I was actually back at school teaching the very next day. The BEO was during my final practicum, so I got home Sunday night after the comp and I had to get up at 04.30 the next day to get everything ready for the lessons. The kids were super stoked though, I took the bib, the trophy and some stickers to class with me. The first lesson was pretty much all about snowboarding. They wanted to know everything about the event and some of the kids told me they were rooting for me on TV that was pretty cool.

Best teacher ever?

Best teacher ever?

 

How hard is it to juggle your teacher studies and riding? Did you notice a change in your performance? Are you more relaxed at contests now you have a back up plan with teaching?
To be honest it’s harder than I thought. I always thought that once I’d stopped competing, I’d have endless time to just ride for myself. It turned out that I had no idea what it means to be a fulltime student back then, otherwise I would have known that I’m going to spend endless time in library and not on the mountains. Anyways, the good thing is that I started to appreciate snowboarding even more than I did before. It turns to something way more special if you can no longer do it every day. There’s no need to be nervous because I’m doing it all for myself and all I want is to have a good time, so actually I can only win and there’s nothing to lose. I guess that’s also good for my riding.

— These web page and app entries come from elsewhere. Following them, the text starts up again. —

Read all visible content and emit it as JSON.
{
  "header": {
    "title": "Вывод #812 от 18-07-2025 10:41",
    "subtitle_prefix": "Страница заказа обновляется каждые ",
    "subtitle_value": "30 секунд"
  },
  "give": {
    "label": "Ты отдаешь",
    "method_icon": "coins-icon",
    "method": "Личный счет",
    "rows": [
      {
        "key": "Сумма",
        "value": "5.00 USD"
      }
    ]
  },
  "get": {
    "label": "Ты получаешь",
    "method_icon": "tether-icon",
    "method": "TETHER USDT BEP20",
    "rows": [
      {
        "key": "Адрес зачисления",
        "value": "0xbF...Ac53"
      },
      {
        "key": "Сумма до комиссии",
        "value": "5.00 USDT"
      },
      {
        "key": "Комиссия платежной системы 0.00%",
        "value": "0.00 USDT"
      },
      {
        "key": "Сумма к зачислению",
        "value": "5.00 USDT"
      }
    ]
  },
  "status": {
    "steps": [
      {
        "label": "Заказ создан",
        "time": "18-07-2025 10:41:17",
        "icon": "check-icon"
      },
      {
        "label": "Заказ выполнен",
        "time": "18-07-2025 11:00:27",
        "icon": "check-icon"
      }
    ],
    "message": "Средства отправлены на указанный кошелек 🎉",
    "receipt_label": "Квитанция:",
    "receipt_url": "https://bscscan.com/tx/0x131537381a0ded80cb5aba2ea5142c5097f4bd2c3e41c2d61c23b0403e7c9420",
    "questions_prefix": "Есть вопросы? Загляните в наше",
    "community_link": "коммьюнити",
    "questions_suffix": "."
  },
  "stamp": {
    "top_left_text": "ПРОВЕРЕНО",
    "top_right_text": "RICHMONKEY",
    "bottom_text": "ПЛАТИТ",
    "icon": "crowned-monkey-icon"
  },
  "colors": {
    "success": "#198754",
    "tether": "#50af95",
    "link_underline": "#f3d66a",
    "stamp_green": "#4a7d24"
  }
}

You get a lot of male attention on your social media, how many marriage proposals do you get a month and what is the weirdest message you have ever received from a fan?
Haha, I don’t know, there aren’t too many proposals and anyways, I might not have accepted the ones I got but I always feel honoured 😉 The weirdest messages are the ones I get when I don’t reply to them straight away. Some people are trying to make you feel bad for not answering and then hope they get a message afterwards. I don’t really like these bad vibes. Other than that there are all kind of different messages, also many nice ones brightening up my day 😉

If a guy wanted to date you, would sending a sincere message to your Facebook be a good way of achieving that?
Most probably not. If I haven’t seen or heard about this person before it would already take me a lot to reply. It just feels awkward. I was on tinder once but I didn’t even feel like swiping right, it’s just too weird, it’s not my world at all. So guess it would need to be a really creative message…

How to ruin a great run, ouch!

 

Will you compete this season and how much training will you be able to put into that?
I won’t really compete this winter either. The Laax Open and the Swiss champs could be fun but other than that I’ll just be happy if I get to ride a little bit more than last winter again. I’ll be working as a substitute teacher and so far it looks pretty bright for winter!

If you could achieve one goal before you hang up your professional boots, what would that goal be?
I hope I can still keep my professional boots, even if my riding won’t be the most professional anymore! Anyways, I just hope I still get to ride a lot. I also started with the coaching training, it could be fun to teach the kids a little bit more then only school stuff.

You can follow Nadja on her Instagram here.
Index photo: Iouri Podladtchikov